In 1964, the military in Brazil ousted President Joao Goulart, setting up a dictatorship infamous for its brutality that would rule for the next two decades. The ouster may sound like the very definition of a coup, but the current government of Brazil thinks otherwise. The education minister plans to revise school textbooks to ditch references to the word "coup," reports the BBC. It was "an institutional shift, not a coup against the constitution at the time," Ricardo Velez told a local news outlet. And the subsequent dictatorship was, in fact, "a democratic regime by force which was necessary at the time," he maintains.
Velez says students need a "true and real idea" of what transpired, jibing with comments a general made about how left-wing "indoctrination" must be rooted out of schools, reports the New Statesman.

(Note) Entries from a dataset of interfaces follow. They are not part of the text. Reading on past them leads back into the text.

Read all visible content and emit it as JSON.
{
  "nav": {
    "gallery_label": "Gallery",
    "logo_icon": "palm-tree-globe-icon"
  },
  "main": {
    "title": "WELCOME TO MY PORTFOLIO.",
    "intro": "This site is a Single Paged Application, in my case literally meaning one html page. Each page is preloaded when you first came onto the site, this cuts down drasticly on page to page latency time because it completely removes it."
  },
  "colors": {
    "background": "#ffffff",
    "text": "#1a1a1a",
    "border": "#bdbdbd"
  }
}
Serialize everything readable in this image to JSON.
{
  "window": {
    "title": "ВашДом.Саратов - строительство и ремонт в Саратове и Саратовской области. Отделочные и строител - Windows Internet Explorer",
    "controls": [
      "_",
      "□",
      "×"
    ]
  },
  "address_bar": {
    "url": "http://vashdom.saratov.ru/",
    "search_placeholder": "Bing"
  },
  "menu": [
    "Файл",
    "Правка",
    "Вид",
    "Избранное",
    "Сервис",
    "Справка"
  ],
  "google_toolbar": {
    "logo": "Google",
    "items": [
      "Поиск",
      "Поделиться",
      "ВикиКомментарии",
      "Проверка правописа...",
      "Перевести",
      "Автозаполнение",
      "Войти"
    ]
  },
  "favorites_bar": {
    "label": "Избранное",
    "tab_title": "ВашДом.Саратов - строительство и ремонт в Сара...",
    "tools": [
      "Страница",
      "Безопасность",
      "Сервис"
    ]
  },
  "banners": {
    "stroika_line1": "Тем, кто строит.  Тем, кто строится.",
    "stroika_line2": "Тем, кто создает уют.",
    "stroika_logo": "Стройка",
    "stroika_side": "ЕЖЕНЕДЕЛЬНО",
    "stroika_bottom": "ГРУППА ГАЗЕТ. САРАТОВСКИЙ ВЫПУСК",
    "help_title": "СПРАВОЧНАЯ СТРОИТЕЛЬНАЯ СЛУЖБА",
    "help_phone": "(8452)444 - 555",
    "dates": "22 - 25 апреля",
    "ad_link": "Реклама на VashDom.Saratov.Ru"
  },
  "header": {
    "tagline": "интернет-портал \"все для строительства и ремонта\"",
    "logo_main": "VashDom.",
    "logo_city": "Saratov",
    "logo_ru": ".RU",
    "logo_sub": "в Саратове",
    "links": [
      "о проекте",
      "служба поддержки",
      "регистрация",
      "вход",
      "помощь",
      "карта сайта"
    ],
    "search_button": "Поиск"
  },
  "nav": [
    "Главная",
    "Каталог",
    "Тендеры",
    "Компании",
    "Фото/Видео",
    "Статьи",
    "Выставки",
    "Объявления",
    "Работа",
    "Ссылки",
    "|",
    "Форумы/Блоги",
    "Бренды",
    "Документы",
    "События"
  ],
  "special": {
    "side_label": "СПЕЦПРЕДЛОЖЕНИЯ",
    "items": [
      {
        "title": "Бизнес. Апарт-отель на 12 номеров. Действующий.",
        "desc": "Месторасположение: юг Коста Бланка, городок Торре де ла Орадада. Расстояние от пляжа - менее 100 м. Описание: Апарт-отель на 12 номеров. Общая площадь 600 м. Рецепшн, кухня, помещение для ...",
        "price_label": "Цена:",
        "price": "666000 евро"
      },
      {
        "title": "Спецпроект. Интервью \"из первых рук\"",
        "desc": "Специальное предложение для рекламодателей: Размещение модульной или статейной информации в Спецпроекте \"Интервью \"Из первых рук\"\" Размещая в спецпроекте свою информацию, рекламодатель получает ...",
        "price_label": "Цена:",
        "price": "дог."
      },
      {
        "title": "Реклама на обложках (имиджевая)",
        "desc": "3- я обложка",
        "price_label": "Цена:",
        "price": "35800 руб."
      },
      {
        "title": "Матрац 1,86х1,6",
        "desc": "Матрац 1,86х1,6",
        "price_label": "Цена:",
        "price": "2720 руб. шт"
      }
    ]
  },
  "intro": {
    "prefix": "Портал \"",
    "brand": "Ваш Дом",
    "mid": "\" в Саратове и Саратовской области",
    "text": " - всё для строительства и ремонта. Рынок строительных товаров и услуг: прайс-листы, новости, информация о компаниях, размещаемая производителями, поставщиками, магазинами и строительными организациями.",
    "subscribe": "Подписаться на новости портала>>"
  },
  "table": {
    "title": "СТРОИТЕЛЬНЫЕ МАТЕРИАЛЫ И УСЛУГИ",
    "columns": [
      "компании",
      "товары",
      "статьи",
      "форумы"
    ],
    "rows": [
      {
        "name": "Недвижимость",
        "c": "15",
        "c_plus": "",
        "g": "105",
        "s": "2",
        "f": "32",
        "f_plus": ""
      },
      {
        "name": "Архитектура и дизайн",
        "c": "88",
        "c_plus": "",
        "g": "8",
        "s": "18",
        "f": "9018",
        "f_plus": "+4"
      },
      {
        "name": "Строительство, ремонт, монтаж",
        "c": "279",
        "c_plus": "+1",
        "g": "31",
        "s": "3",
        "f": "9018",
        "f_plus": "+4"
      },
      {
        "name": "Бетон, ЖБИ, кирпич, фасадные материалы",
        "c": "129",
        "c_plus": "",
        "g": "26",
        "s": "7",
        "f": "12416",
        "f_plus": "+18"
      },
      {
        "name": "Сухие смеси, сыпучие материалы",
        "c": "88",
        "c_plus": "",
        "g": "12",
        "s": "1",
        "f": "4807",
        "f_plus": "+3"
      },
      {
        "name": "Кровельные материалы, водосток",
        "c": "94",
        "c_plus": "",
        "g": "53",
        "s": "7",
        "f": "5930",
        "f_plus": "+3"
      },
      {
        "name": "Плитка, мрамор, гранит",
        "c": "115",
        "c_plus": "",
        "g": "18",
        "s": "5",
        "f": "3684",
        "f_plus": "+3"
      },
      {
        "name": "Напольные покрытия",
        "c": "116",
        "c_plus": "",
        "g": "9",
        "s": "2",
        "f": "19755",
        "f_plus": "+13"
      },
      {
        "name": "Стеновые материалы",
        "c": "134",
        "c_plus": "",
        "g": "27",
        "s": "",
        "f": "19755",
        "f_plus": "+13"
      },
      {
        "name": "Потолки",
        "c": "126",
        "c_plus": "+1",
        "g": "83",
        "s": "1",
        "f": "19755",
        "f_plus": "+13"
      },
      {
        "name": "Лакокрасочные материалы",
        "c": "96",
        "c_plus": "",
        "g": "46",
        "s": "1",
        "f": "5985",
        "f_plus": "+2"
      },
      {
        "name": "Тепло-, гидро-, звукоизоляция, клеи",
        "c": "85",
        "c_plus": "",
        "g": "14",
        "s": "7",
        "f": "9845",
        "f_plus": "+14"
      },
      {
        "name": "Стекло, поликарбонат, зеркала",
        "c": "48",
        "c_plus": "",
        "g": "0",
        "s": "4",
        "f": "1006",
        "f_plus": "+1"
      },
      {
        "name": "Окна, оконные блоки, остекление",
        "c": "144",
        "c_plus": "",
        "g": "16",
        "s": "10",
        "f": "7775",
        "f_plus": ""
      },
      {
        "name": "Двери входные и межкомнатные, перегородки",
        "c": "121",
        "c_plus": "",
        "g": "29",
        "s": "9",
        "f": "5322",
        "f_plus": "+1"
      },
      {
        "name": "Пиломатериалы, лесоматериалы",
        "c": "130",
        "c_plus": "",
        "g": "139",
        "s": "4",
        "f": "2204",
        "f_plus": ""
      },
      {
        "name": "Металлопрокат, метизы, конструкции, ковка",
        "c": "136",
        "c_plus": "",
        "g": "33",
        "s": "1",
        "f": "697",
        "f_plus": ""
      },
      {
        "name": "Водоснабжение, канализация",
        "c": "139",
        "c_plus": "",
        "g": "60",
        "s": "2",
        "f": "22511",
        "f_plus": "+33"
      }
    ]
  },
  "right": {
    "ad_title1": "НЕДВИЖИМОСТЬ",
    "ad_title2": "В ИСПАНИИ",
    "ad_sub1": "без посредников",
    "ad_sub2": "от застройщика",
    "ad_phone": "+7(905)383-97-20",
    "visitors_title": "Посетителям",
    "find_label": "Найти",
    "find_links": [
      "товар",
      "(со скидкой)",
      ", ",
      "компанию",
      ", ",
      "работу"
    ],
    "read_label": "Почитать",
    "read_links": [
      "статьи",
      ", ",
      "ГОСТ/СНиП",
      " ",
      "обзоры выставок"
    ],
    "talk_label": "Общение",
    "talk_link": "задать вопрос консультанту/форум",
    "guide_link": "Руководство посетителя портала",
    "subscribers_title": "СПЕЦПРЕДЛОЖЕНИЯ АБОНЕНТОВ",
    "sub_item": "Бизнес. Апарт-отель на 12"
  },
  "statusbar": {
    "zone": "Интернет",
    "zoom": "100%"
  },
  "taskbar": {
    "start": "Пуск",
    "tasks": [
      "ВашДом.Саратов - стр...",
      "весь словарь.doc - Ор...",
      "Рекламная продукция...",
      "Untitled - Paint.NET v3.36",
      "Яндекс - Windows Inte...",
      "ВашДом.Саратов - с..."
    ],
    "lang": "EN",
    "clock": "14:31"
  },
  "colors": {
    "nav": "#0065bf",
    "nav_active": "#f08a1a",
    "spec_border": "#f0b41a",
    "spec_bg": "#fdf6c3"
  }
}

The latter site presents this in the context of similar pushes throughout Latin America, with classrooms "becoming a battleground for revising history." In a Washington Post op-ed, a Brazilian anthropologist sees a dangerous movement afoot under far-right President Jair Bolsonaro. "Celebrating 1964 could eventually catalyze a wave of violence against progressive and left-wing activists, who have become increasingly vulnerable as Bolsonaro's platform has gained attention," writes Rosana Pinheiro-Machado. (Read more Brazil stories.)